Knot is a digital tool for exploring historical social networks, developed within a multidisciplinary research context involving DensityDesign, humanities scholars (The Mapping the Republic of Letters Initiative, Stanford Humanities Center) and computer scientists (Sébastien Heymann, LIP6, CNRS, Université Pierre et Marie Curie, Paris).

The adoption of digital tools and visualization has become fundamental to modern humanities studies but, while natural and social sciences have a long tradition with these technologies, humanities scholars face the scenario where well-established research methods and practices are not well integrated. The main reason for this is the lack of digital tools designed specifically for humanities studies.

The goal of our tool is to provide scholars and researchers with an environment for exploring the multi-dimensional and heterogeneous data, using the Mapping the Republic of Letters project as a case study. Our tool enables researchers to discover and create explicit and implicit relationships between people, places and events of the early modern period.

What distinguishes our approach from traditional network analysis is a shift in attention through the visual interface to the active construction of a or several network graphs, rather than a reliance on the static observation of the end product, which is often a ‘spaghetti monster’ when seen in its entirety. Knot also aims at exploring new opportunities for interface and information design within the definition of novel research practices in the humanities, bringing together humanistic, design and computer-science communities.

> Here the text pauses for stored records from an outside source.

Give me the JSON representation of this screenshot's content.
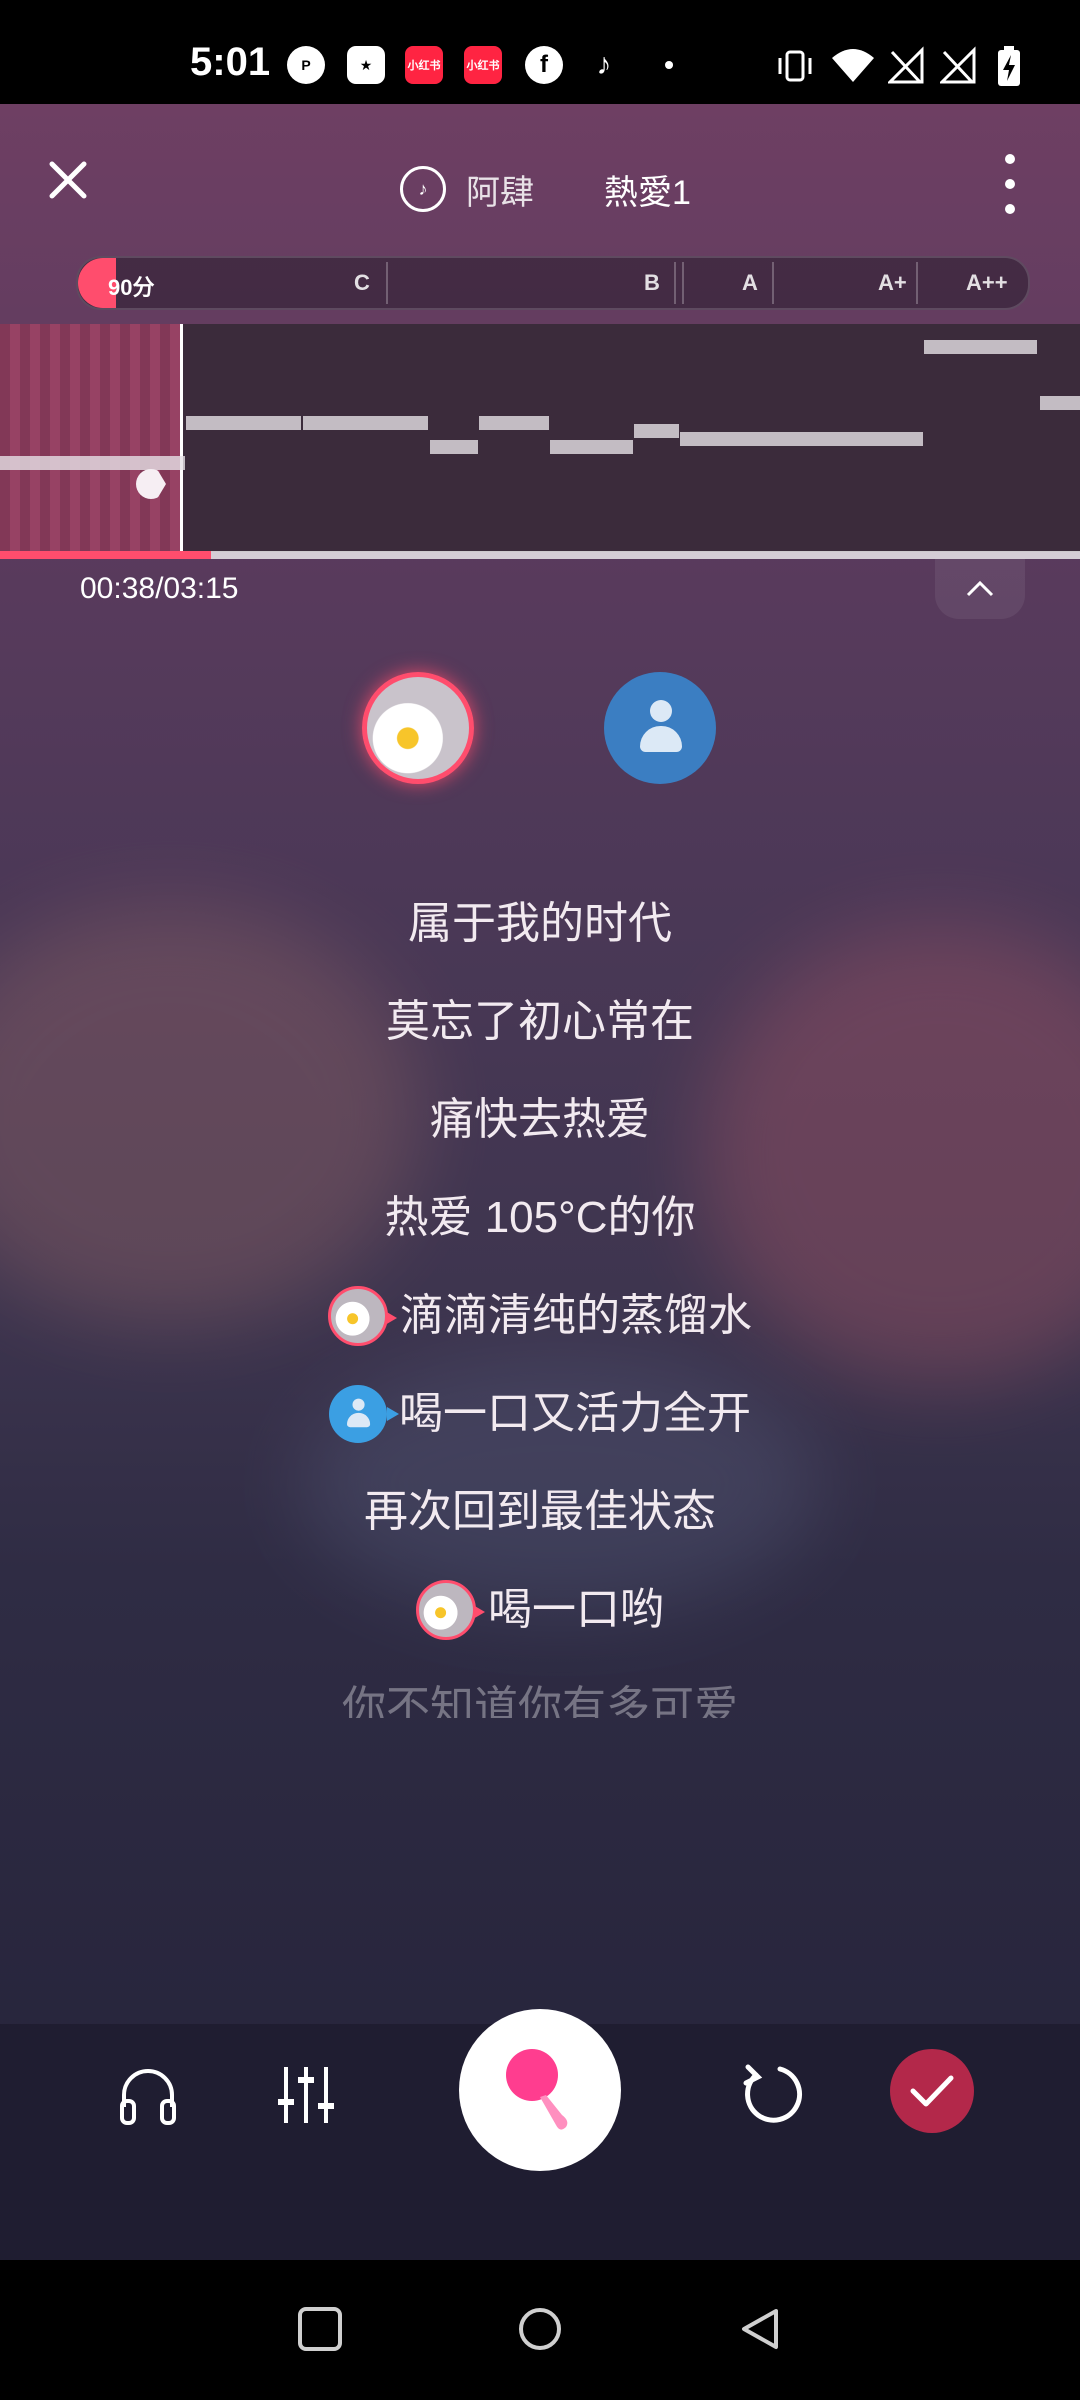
{
  "status_bar": {
    "time": "5:01",
    "notification_icons": [
      "p-icon",
      "star-icon",
      "xiaohongshu-icon",
      "xiaohongshu-icon",
      "facebook-icon",
      "tiktok-icon",
      "dot-icon"
    ],
    "xhs_label": "小红书",
    "right_icons": [
      "vibrate-icon",
      "wifi-icon",
      "no-signal-icon",
      "no-signal-icon",
      "battery-charging-icon"
    ]
  },
  "header": {
    "artist": "阿肆",
    "song_title": "熱愛1",
    "more_icon": "more-vertical-icon",
    "close_icon": "close-icon"
  },
  "score": {
    "value_label": "90分",
    "grades": [
      "C",
      "B",
      "A",
      "A+",
      "A++"
    ],
    "fill_fraction": 0.04
  },
  "playback": {
    "time": "00:38/03:15",
    "progress_fraction": 0.195
  },
  "singers": [
    {
      "name": "singer-a",
      "active": true
    },
    {
      "name": "singer-b",
      "active": false
    }
  ],
  "lyrics": [
    {
      "text": "属于我的时代",
      "singer": null
    },
    {
      "text": "莫忘了初心常在",
      "singer": null
    },
    {
      "text": "痛快去热爱",
      "singer": null
    },
    {
      "text": "热爱 105°C的你",
      "singer": null
    },
    {
      "text": "滴滴清纯的蒸馏水",
      "singer": "a"
    },
    {
      "text": "喝一口又活力全开",
      "singer": "b"
    },
    {
      "text": "再次回到最佳状态",
      "singer": null
    },
    {
      "text": "喝一口哟",
      "singer": "a"
    },
    {
      "text": "你不知道你有多可爱",
      "singer": null
    }
  ],
  "controls": {
    "headphones_icon": "headphones-icon",
    "mixer_icon": "equalizer-icon",
    "record_icon": "microphone-icon",
    "retry_icon": "refresh-icon",
    "done_icon": "check-icon"
  },
  "colors": {
    "accent": "#ff4d6d",
    "done": "#b3284a",
    "singer_b": "#3b7ec2"
  }
}
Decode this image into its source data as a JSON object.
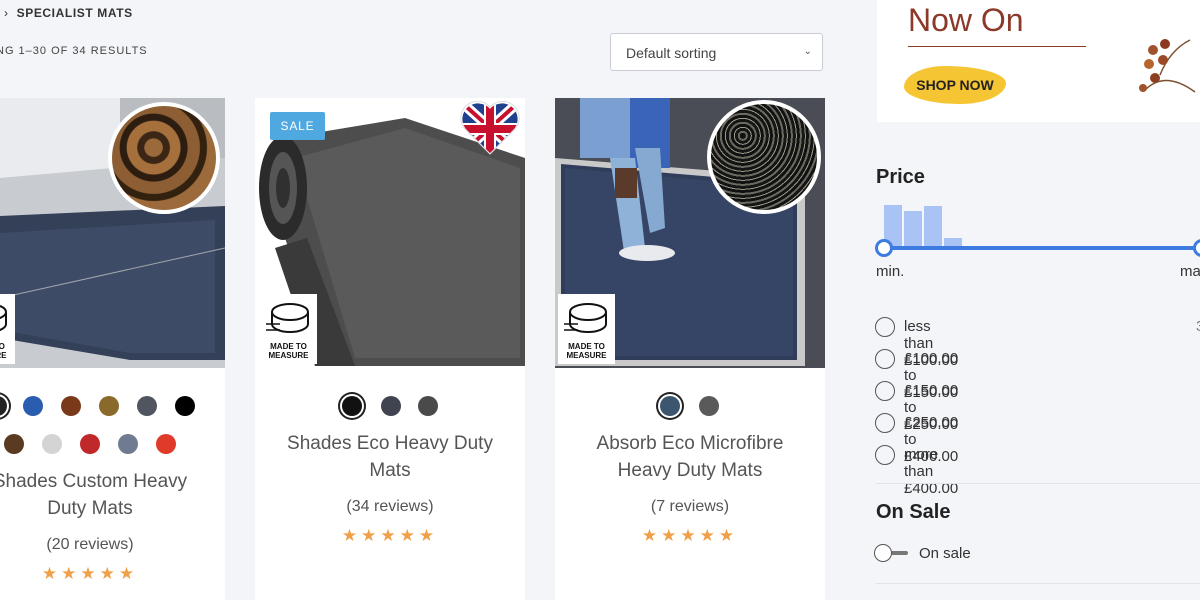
{
  "breadcrumb": {
    "current": "SPECIALIST MATS"
  },
  "results_text": "NG 1–30 OF 34 RESULTS",
  "sorting": {
    "selected": "Default sorting"
  },
  "products": [
    {
      "title_line1": "Shades Custom Heavy",
      "title_line2": "Duty Mats",
      "reviews": "(20 reviews)",
      "rating": 5,
      "made_to_measure": "MADE TO MEASURE",
      "swatch_colors_row1": [
        "#222222",
        "#2a5db0",
        "#7a3a1a",
        "#8a6a2a",
        "#505560",
        "#000000"
      ],
      "swatch_colors_row2": [
        "#5a3a20",
        "#d4d4d4",
        "#c0282a",
        "#6f7b90",
        "#e03a2a"
      ]
    },
    {
      "badge": "SALE",
      "title_line1": "Shades Eco Heavy Duty",
      "title_line2": "Mats",
      "reviews": "(34 reviews)",
      "rating": 5,
      "made_to_measure_line1": "MADE TO",
      "made_to_measure_line2": "MEASURE",
      "swatch_colors": [
        "#111111",
        "#3f4450",
        "#4a4a4a"
      ]
    },
    {
      "title_line1": "Absorb Eco Microfibre",
      "title_line2": "Heavy Duty Mats",
      "reviews": "(7 reviews)",
      "rating": 5,
      "made_to_measure_line1": "MADE TO",
      "made_to_measure_line2": "MEASURE",
      "swatch_colors": [
        "#3e5570",
        "#5a5a5a"
      ]
    }
  ],
  "banner": {
    "headline": "Now On",
    "cta": "SHOP NOW"
  },
  "price_filter": {
    "title": "Price",
    "min_label": "min.",
    "max_label": "ma",
    "histogram": [
      0.9,
      0.78,
      0.88,
      0.2,
      0.04,
      0.03,
      0.03,
      0.02,
      0.02,
      0.02,
      0.02,
      0.02,
      0.02,
      0.02,
      0.02
    ],
    "ranges": [
      "less than £100.00",
      "£100.00 to £150.00",
      "£150.00 to £250.00",
      "£250.00 to £400.00",
      "more than £400.00"
    ],
    "right_count_partial": "3"
  },
  "on_sale_filter": {
    "title": "On Sale",
    "toggle_label": "On sale"
  },
  "colors": {
    "accent": "#3d7be0",
    "star": "#f0a048",
    "sale_badge": "#4fa8e0",
    "histogram": "#a9c3f5"
  }
}
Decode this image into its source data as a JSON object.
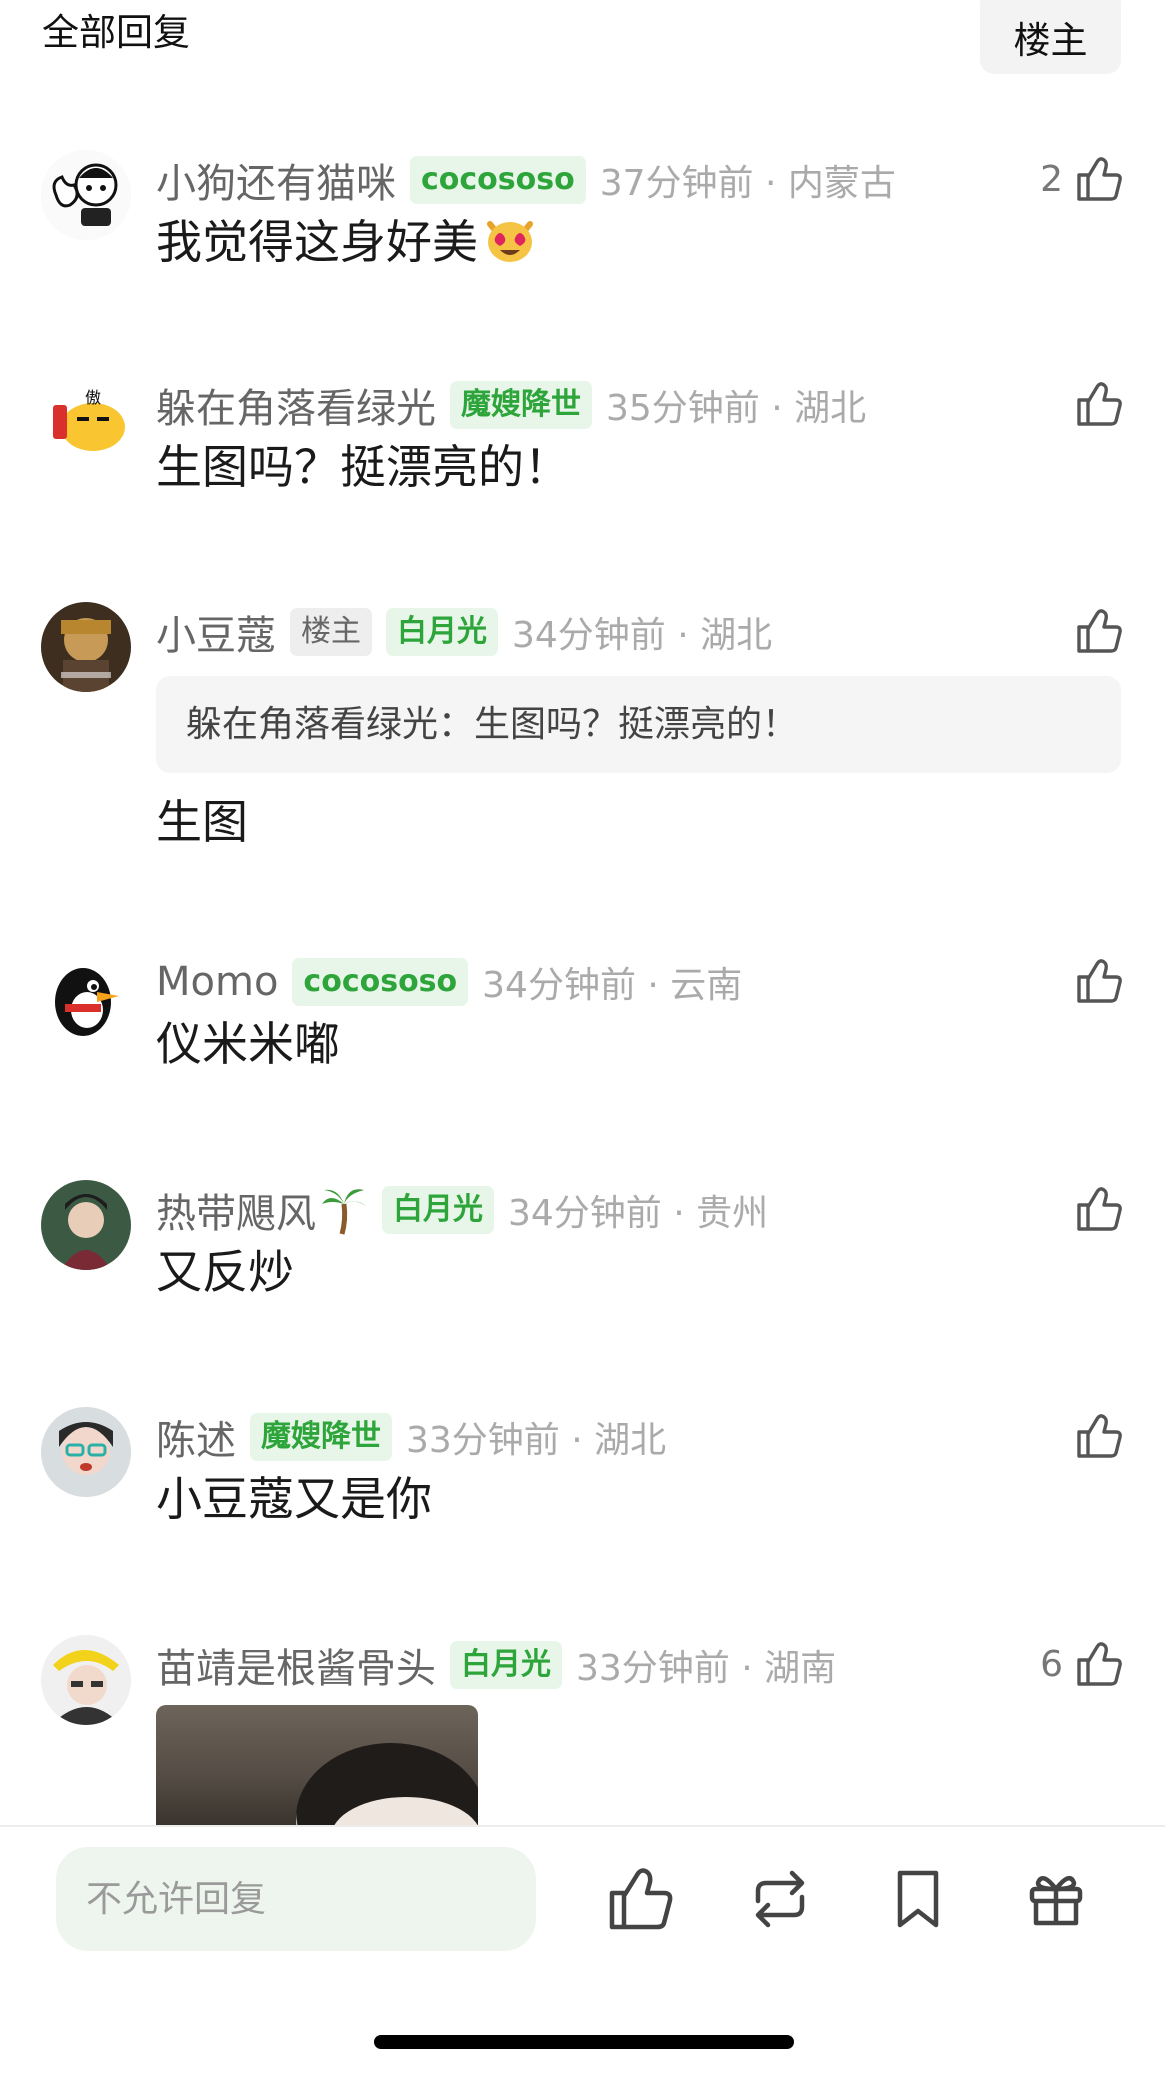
{
  "header": {
    "title": "全部回复",
    "owner_button": "楼主"
  },
  "comments": [
    {
      "username": "小狗还有猫咪",
      "owner_tag": "",
      "badge": "cocososo",
      "time": "37分钟前 · 内蒙古",
      "likes": "2",
      "text": "我觉得这身好美",
      "emoji": "heart-eyes-cat-emoji"
    },
    {
      "username": "躲在角落看绿光",
      "owner_tag": "",
      "badge": "魔嫂降世",
      "time": "35分钟前 · 湖北",
      "likes": "",
      "text": "生图吗？挺漂亮的！"
    },
    {
      "username": "小豆蔻",
      "owner_tag": "楼主",
      "badge": "白月光",
      "time": "34分钟前 · 湖北",
      "likes": "",
      "quote": "躲在角落看绿光：生图吗？挺漂亮的！",
      "text": "生图"
    },
    {
      "username": "Momo",
      "owner_tag": "",
      "badge": "cocososo",
      "time": "34分钟前 · 云南",
      "likes": "",
      "text": "仪米米嘟"
    },
    {
      "username": "热带飓风",
      "owner_tag": "",
      "badge": "白月光",
      "time": "34分钟前 · 贵州",
      "likes": "",
      "text": "又反炒",
      "name_emoji": "palm-tree-emoji"
    },
    {
      "username": "陈述",
      "owner_tag": "",
      "badge": "魔嫂降世",
      "time": "33分钟前 · 湖北",
      "likes": "",
      "text": "小豆蔻又是你"
    },
    {
      "username": "苗靖是根酱骨头",
      "owner_tag": "",
      "badge": "白月光",
      "time": "33分钟前 · 湖南",
      "likes": "6",
      "text": "",
      "has_image": true
    }
  ],
  "bottom_bar": {
    "reply_placeholder": "不允许回复",
    "icons": [
      "thumbs-up-icon",
      "repost-icon",
      "bookmark-icon",
      "gift-icon"
    ]
  },
  "colors": {
    "badge_green": "#2ea53b",
    "badge_green_bg": "#e8f6e9",
    "meta_gray": "#aaaaaa"
  }
}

Try a demo of the tool with 17th and 18th Century Correspondence Networks data by Electronic Enlightenment Project, read more about the project in this paper submitted to CHItaly 2013 or watch a keynote about this project at Hestia2 conference held at The University of Southampton on 18 July 2013.